We stopped worrying about halfway through Joan’s tour of Sterling Cooper office with the new girl, Peggy, in the pilot seg, "Smoke Gets in Your Eyes."
"Mad Men" got better and better as its first 13-segs unfolded, as evidenced by the 16 Emmy noms the Lionsgate TV production raked in earlier this month. In a sign of its high-quality construction, "Mad Men" episodes hold up incredibly well in repeat binge viewing, as some of us are doing in preparation for season two and for what feels like inevitable Emmy night sidebars.
To make the most of season two, Variety‘s Stuart Levine, Cynthia Littleton and Kathy Lyford will be opining here on the show on Sunday nights (or by midday Monday) about each of its 13 episodes, starting this week with the opener, "For Those Who Think Young." (Please consider this fair warning for those who watch on their own timetables and want to avoid learning plot points.)
The three of us have had the pleasure of seeing the first two segs of the new season. We have a firm no spoilers policy in this space, but suffice it to say that we’re in for a hell of a ride. (Here’s Brian Lowry’s review.)
"Mad Men" creator/exec producer Matthew Weiner was walking on air last week at the series’ season two preem party at Musso and Frank, which followed a screening of "For Those Who Think Young" at the Egyptian Theater across the street. The Emmy nom glory and the continued critical hosannas are like an inch-thick coating of butter cream icing atop the three-layer chocolate mousse cake that he and his cast and crew get to feast on in doing the show of Weiner’s (period) dreams.

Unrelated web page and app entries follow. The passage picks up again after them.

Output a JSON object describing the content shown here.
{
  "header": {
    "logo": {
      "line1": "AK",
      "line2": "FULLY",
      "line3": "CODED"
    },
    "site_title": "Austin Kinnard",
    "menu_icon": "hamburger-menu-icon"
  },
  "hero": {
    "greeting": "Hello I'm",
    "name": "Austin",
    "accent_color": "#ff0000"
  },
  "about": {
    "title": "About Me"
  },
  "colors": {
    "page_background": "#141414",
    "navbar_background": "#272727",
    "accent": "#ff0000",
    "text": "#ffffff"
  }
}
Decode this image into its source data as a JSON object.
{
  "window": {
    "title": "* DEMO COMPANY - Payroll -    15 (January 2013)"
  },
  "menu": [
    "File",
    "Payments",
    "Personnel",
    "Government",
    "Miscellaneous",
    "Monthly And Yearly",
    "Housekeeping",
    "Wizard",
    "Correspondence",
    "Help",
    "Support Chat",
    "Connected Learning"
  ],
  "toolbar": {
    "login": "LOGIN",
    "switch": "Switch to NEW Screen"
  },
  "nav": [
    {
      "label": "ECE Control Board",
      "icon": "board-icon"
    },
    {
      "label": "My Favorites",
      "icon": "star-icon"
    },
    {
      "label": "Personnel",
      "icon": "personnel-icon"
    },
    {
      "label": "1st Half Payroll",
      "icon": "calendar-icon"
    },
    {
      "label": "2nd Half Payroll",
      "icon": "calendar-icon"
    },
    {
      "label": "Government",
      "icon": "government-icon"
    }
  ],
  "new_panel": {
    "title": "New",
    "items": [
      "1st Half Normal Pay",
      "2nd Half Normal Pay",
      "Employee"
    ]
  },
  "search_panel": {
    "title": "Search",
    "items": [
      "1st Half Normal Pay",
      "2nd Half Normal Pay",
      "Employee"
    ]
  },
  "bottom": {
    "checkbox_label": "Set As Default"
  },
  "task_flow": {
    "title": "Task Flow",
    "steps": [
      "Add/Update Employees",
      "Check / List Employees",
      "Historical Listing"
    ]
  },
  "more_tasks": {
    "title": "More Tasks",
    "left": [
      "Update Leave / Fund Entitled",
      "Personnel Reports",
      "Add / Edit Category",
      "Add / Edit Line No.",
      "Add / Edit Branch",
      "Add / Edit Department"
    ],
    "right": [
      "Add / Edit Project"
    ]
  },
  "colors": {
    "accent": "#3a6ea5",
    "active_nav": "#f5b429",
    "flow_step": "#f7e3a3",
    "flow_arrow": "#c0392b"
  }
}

As moody and complex, naughty and macho and wonderfully unshaven as Hamm’s master manipulator Don Draper was last season — we ain’t seen nuthin’ yet, Weiner promises.